Having recently graduated, I feel as though I can completely relate to what's raised in the book. Though I do have a job now, it's not what I want to be doing for the rest of my life, nor where I want to be living for too much longer. I'm single, while a lot of my friends have steady, serious boyfriends. I do want kids at some point but I also want to be a career woman. Because fertility drops significantly when you reach 30, I pretty much have to meet my potential husband now (considering dating them, marriage, enjoying married life sans kids etc). ARGH!

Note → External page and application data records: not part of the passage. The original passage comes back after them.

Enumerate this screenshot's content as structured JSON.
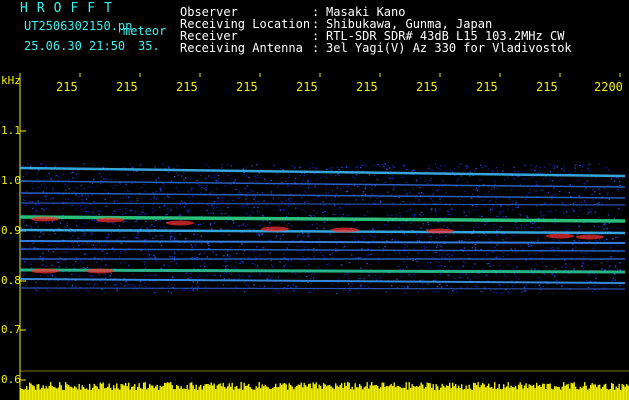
{
  "header": {
    "title": "HROFFT",
    "filename": "UT2506302150.pn",
    "filetype": "meteor",
    "datetime": "25.06.30 21:50",
    "value": "35."
  },
  "meta": [
    {
      "label": "Observer",
      "value": "Masaki Kano"
    },
    {
      "label": "Receiving Location",
      "value": "Shibukawa, Gunma, Japan"
    },
    {
      "label": "Receiver",
      "value": "RTL-SDR SDR# 43dB L15 103.2MHz CW"
    },
    {
      "label": "Receiving Antenna",
      "value": "3el Yagi(V) Az 330 for Vladivostok"
    }
  ],
  "meta_sep": ":",
  "axes": {
    "y_unit": "kHz",
    "y_ticks": [
      "1.1",
      "1.0",
      "0.9",
      "0.8",
      "0.7",
      "0.6"
    ],
    "x_ticks": [
      "215",
      "215",
      "215",
      "215",
      "215",
      "215",
      "215",
      "215",
      "215",
      "2200"
    ]
  },
  "colors": {
    "background": "#000000",
    "text_cyan": "#3cf0f0",
    "text_yellow": "#f0f000",
    "spectrum_low": "#000080",
    "spectrum_mid": "#00c000",
    "spectrum_high": "#ff2020",
    "meter": "#f0f000"
  }
}
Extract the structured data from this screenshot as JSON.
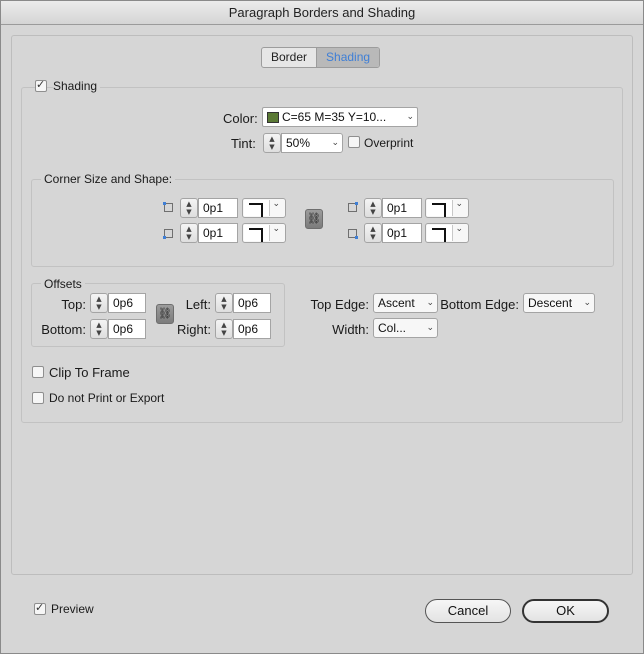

"With thoughts such as these going through most twenty-somethings' minds, clearly we need to discuss and be conscious of what happens in our twenties - and we need some guidance on how to deal with it all. Our twenties are a turning point in our lives when we feel the pressure to do, well, everything. As the security blankets of college and parents are peeled away, we are faced with finishing jobs, building careers, perhaps moving to new cities, separating from our old support systems, taking care of our own finances, dating, marriage, thinking about children, starting families making our first large investments, creating new social lives, watching our parents age, and shaping an identity to last the rest of our adulthood. Whew! That is more responsibility that we've ever been faced with."And it's funny cause we're never really warned about all this pressure that will come after you finish your education. I find this book really interesting thus far, and am intrigued to see how it deals with getting past a "quarter-life crisis". Can you relate?